---- Listed entries

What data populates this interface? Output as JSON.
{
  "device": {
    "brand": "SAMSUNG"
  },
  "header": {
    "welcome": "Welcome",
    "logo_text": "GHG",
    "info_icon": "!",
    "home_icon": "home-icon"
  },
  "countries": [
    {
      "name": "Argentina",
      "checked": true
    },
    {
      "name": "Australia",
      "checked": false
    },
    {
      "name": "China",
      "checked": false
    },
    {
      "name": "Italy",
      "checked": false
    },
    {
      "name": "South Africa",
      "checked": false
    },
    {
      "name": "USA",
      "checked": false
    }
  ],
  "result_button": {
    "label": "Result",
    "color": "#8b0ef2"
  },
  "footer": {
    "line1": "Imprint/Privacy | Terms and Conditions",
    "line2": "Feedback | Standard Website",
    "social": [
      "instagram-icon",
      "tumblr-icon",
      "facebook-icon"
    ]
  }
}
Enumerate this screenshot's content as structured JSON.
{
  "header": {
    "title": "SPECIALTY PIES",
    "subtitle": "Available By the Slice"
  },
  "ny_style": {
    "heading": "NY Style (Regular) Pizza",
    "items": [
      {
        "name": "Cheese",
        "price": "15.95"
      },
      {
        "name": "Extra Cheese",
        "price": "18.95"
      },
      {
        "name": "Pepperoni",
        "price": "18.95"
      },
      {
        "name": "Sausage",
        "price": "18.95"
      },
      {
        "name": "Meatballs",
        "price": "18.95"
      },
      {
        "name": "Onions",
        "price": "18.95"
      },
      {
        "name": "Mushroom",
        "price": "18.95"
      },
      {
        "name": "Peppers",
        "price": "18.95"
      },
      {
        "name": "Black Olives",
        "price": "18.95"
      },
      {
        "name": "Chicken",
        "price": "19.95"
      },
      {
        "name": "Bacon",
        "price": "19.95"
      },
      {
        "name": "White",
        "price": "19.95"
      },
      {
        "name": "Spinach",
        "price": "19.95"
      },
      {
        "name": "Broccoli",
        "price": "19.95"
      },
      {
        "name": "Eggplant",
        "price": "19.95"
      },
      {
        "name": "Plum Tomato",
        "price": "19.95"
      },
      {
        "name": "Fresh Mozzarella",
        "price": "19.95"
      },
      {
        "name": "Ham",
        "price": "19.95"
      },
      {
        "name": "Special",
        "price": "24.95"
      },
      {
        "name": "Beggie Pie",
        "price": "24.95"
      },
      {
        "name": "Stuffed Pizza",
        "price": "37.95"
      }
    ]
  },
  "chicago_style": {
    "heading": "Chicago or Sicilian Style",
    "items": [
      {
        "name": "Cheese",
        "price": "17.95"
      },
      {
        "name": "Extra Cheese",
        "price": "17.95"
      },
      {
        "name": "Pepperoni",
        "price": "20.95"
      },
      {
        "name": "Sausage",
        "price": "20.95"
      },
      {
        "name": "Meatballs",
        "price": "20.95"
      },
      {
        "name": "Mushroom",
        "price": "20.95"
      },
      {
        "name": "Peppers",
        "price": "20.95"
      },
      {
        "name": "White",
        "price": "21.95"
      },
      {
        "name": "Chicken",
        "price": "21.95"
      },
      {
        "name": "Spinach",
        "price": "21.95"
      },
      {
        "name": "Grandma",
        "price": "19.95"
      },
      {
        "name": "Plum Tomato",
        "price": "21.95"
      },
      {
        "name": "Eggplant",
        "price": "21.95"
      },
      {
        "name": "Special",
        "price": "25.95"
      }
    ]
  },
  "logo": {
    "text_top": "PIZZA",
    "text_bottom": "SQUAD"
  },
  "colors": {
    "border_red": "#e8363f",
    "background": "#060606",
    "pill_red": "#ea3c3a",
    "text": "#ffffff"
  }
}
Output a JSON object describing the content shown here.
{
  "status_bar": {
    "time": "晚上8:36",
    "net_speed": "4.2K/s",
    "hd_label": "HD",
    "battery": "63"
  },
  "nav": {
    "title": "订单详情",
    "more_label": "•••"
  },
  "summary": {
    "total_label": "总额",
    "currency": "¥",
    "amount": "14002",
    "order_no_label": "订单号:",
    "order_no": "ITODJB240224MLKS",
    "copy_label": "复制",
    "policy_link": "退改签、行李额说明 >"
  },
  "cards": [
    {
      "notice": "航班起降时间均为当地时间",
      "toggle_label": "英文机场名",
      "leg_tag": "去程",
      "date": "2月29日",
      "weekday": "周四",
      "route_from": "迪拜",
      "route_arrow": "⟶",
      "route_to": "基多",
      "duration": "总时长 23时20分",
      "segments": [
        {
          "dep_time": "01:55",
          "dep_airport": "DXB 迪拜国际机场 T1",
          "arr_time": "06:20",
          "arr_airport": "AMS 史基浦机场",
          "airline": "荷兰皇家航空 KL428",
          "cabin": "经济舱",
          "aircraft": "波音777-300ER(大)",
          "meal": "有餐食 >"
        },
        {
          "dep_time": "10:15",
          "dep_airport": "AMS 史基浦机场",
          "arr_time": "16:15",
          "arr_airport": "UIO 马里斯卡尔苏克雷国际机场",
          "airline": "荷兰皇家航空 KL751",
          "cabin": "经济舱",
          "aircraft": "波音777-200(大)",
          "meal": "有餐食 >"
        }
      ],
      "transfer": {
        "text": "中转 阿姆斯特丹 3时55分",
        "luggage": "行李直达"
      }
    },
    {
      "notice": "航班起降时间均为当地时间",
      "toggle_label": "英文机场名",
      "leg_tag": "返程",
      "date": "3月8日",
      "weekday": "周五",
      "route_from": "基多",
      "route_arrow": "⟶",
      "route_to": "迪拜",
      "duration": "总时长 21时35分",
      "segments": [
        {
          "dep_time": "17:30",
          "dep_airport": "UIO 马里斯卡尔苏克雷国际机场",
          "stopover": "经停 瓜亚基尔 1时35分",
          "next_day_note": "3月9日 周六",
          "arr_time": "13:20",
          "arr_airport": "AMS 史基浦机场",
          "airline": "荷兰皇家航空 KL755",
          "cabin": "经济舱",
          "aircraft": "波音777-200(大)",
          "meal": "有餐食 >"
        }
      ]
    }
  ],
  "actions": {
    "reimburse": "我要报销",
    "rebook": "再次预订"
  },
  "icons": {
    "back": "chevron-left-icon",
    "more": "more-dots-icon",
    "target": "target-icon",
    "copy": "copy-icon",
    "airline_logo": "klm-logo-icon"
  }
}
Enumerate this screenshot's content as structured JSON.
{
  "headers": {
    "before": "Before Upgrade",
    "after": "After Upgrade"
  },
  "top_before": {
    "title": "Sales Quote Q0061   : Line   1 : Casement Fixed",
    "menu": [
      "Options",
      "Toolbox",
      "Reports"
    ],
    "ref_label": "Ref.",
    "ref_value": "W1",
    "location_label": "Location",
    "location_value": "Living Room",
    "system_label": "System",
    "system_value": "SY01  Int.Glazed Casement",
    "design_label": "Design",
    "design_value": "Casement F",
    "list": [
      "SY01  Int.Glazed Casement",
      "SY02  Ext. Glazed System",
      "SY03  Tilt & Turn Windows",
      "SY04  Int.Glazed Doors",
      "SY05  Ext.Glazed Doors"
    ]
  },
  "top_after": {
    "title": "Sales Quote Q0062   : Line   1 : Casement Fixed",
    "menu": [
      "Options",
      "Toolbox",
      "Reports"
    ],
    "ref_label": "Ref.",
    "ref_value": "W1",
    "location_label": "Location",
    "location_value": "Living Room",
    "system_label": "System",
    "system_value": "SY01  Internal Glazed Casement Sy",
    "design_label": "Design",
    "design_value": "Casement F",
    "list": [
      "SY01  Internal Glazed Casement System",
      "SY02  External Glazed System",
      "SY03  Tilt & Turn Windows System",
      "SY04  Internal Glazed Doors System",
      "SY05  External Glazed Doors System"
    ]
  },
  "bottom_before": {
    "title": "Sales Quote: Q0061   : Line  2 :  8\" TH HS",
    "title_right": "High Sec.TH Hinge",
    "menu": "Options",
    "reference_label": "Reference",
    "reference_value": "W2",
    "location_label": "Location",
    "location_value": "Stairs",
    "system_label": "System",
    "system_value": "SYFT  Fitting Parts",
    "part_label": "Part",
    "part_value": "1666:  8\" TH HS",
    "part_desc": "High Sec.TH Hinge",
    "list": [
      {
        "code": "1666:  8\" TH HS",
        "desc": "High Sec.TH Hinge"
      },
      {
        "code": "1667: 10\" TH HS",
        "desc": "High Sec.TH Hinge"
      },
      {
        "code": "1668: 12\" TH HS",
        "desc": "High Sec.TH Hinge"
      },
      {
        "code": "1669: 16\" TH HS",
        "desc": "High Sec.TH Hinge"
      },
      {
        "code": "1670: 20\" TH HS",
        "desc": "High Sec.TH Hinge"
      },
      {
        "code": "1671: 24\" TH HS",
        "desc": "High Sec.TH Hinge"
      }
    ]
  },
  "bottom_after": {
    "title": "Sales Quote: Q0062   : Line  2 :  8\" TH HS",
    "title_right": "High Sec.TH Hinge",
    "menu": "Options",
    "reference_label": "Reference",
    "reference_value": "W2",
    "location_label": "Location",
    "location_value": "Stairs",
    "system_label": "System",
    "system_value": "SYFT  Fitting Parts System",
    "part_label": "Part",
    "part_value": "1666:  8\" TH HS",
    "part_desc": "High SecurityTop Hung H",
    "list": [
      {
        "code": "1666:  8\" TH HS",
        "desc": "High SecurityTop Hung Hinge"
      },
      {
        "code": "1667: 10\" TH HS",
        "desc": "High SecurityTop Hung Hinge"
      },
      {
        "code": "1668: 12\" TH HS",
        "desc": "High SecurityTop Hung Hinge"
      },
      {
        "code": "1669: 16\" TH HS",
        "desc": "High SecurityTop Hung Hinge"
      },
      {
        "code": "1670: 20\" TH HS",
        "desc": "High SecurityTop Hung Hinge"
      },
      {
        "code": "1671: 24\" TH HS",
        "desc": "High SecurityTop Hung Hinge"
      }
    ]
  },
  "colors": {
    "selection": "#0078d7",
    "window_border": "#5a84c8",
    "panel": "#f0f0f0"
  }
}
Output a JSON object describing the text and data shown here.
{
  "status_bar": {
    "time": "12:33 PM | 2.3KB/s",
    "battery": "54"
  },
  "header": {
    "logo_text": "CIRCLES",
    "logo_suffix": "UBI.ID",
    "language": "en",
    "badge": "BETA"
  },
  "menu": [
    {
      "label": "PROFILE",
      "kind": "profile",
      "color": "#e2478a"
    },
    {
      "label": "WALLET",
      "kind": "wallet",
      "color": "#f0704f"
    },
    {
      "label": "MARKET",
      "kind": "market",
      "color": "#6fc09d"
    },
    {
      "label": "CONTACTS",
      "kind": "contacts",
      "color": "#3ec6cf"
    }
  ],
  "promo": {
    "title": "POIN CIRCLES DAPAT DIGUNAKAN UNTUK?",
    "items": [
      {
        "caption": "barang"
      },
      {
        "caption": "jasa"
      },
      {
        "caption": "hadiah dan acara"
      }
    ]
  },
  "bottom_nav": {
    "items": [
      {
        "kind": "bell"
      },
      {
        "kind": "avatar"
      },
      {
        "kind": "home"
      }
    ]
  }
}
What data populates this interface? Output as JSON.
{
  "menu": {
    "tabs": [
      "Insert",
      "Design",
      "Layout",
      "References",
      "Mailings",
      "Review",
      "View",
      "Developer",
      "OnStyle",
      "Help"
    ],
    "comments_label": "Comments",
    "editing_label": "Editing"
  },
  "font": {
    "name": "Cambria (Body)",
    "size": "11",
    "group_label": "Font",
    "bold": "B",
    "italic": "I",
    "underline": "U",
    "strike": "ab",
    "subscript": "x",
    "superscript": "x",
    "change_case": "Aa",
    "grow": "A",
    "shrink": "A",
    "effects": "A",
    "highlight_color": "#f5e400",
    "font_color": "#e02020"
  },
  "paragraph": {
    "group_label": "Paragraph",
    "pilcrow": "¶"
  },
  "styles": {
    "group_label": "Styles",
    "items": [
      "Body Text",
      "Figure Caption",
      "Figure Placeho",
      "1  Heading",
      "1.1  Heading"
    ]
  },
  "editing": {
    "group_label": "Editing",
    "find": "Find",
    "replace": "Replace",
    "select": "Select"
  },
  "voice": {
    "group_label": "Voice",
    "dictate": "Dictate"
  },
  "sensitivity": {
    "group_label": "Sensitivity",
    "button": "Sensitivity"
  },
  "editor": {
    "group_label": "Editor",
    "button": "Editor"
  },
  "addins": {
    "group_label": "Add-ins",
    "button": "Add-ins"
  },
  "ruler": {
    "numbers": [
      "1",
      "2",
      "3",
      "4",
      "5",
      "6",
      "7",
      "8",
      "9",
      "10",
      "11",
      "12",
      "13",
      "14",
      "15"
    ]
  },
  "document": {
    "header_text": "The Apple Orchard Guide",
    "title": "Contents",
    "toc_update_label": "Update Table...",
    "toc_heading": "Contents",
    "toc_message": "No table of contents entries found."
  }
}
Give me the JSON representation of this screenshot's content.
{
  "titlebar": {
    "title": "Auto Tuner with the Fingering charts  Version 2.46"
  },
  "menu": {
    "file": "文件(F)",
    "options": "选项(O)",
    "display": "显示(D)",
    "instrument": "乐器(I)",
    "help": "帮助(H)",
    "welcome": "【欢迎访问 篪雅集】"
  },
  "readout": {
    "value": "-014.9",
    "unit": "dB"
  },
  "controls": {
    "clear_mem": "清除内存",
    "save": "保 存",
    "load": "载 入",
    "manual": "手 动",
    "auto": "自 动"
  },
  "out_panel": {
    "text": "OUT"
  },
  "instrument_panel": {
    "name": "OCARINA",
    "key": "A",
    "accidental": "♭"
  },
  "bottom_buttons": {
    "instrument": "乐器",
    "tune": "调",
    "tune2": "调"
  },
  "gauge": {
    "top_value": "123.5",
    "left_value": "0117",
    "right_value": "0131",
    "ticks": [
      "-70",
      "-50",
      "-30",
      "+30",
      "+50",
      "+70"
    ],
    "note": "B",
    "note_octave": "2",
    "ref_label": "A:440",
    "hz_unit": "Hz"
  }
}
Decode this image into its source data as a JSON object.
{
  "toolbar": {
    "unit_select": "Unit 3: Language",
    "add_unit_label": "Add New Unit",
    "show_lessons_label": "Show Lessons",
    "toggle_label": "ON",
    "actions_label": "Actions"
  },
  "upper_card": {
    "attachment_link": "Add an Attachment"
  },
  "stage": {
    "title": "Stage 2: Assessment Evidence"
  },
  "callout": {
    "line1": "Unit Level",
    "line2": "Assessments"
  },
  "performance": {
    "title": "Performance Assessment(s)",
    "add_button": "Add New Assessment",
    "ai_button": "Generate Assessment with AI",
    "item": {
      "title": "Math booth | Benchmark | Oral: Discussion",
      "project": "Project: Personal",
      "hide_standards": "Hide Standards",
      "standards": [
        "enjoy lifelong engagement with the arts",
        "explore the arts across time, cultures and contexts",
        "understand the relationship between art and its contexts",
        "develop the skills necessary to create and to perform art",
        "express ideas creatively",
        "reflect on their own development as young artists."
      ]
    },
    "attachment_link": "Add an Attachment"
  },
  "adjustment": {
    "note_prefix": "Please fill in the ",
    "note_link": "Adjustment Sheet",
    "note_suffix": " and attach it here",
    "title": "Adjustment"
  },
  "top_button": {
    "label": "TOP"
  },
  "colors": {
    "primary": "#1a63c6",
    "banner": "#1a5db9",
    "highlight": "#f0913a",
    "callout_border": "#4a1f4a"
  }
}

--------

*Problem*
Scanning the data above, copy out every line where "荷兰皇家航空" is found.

*Exercise result*
          "airline": "荷兰皇家航空 KL428",
          "airline": "荷兰皇家航空 KL751",
          "airline": "荷兰皇家航空 KL755",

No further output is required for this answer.